  9. There's not a lot of music for this sort of ensemble. I've been searching for a couple of years now and these are some ideas: Milhaud -- Suite for piano, violin and clarinet. A really fun piece if your pianist has some temperament. I played it for my graduation recital and it was great! von Baussnern -- an out of print German trio in the style of Brahms and the likes. We only played the slow movement which was really nice -- it's quite a big piece. Vanhal -- trio, very much like Mozart but maybe not that good. Quite good enough to play, though! There are some pieces for violin and clarinet only, too: Marc Bleuse has written something inspired by Le Petit Prince, but I've never managed to get the music for it. Hindemith has written some short pieces and maybe something larger, too. And something more, which I can't remember right now ... There's a quartet for violin, clarinet and two guitars, too -- can't remember who wrote it. Finally, you probably wouldn't do this, but we had a lot of fun playing Schostakovich's Three little pieces for two violins and piano (the clarinetist fortunately didn't have any problems reading a C part) and some Corelli trio sonatas. It's not clarinet music at all, but it sounded really nice and everybody liked it, so ... Have fun with this project! Let me know if you need any help finding the printed music. By the way, that Khachaturian piece is quite difficult. I'd start with Milhaud and Vanhal just to get the ensemble going and then move on!

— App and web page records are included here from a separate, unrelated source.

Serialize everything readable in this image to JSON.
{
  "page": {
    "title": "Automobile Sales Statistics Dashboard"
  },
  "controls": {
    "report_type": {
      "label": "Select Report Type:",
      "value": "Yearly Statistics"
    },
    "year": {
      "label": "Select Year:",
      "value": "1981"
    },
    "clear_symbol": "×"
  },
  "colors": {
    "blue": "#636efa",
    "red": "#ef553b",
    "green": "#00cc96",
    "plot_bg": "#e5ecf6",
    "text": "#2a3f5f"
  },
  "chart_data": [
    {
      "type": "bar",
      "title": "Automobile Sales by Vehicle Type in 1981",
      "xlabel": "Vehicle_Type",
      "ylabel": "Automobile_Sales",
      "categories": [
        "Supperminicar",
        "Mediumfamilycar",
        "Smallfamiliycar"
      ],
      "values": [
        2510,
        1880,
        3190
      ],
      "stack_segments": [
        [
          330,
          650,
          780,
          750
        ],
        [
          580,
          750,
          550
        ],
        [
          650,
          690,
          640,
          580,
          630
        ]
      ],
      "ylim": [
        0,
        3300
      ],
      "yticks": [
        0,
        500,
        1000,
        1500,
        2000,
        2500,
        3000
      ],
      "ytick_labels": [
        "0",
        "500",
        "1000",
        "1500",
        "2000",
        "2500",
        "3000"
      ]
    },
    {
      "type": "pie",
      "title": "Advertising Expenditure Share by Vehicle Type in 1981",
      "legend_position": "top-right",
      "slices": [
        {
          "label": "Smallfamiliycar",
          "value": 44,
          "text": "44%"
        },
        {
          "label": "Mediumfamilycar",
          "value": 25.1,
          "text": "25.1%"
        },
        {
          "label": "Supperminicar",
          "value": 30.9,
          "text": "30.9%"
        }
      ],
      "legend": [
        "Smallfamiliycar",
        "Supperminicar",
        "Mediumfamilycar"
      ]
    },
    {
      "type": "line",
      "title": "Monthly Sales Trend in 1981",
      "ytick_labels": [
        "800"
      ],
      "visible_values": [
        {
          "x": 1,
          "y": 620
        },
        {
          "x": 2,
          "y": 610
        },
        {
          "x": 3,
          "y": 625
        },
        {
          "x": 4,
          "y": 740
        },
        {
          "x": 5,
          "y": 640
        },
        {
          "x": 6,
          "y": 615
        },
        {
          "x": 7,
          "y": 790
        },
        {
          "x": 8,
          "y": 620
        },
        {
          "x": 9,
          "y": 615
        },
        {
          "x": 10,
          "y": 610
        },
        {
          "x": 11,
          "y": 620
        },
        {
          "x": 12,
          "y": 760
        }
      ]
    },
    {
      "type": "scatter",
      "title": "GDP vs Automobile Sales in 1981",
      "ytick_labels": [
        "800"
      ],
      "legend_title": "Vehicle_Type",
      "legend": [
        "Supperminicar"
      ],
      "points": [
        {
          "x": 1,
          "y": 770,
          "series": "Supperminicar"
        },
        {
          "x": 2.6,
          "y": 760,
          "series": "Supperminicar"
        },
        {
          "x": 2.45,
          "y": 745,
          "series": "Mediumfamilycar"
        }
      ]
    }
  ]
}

  10. Julie Lyonn Lieberman's book is mainly about different fiddle styles -- a LOT of them. I didn't mean to destroy this thread, I just thought that if you're really interested, the book might be a good resource next to this board ... Sorry if I offended someone's intentions!
  11. I used to read The American String Teacher which is more scientific (?) and heavy, but very, very informative. There's also a magazine published by the European String Teachers Association, but it's just annual or semi-annual.

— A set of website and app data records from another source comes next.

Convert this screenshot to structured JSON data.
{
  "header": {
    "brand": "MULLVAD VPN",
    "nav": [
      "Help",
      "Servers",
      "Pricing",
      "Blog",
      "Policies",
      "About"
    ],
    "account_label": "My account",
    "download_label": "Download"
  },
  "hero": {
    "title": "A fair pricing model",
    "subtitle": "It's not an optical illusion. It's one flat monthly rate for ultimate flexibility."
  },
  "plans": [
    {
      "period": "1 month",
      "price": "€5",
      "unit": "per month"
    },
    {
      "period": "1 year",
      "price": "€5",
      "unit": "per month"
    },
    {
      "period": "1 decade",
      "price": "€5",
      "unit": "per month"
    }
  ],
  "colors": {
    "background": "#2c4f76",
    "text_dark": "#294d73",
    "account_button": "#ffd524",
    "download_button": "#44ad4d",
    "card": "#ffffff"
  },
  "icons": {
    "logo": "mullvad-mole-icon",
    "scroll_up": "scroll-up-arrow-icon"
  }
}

  12. There's a book by Julie Lyonn Lieberman (Huiksi Music) that actually describes the specifics of quite a lot of styles. "The Contemporary Violinist" is the title, and it has a CD with music samples.
  13. Another one, who was a very good composer as well and, I believe, gave up her violinist career before WWII: Grazyna Bacewicz. [This message has been edited by Hildegard (edited 12-28-2001).]
  14. When I was in DC, I played with some symphony orchestras, and one of them was the Georgetown University SO. They seemed to accept anyone -- at least nobody mentioned an audition as long as I was there. However, I think the best thing for you to do would be to contact the Friday Morning Music Club office. They seem to have contacts everywhere and they have quite a variety of ensembles under their own roof, too. The secretary -- if it's still the same one -- is a very nice lady. They publish a sort of yearbook which lists a lot of amateur ensembles with contact information etc.
  15. Sorry all English-speakers, this message will not be repeated in English ... it's about a workshop for string teachers in Gothenburg, Sweden. If you speak Swedish and have the opportunity: write for more information (address below)! Stråkmetodik, 5 poäng eller Vill man ha duktiga elever får man driva upp dem själv, men hur gör man? Innehåll: Alla kan Motivation En ergonomiskt hållbar grund Avancerade tekniker med nybörjare Små Låtar för Små Stråkar: Uppvärmningslåtar Fiolhållnings-låtar Stråkhållningslåtar Lösa sträng-låtar Finger-låtar Lätta låtar Inviduell- och gruppundervisning Lektionsupplägg Hits för små och stora Deltagarnas egna önskemål Målgrupp: Kursen vänder sig till fiol- altfiol- och cello-pedagoger vid kommunala musik- och kulturskolor och instrumentallärare under utbildning, ca 15-20 deltagare totalt. Syfte: Syftet är att fördjupa sina kunskaper i det grundläggande stadiet, hämta inspiration och arbetslust samt att knyta kontakter med kollegor. Tid, plats och arrangör: Tre helger eller fem måndagar under våren på Artisten, musikhögskolan vid Göteborgs Universitet, som också arrangerar. För mer information, kontakta: Eva Bogren, Eva.Bogren@musik.gu.se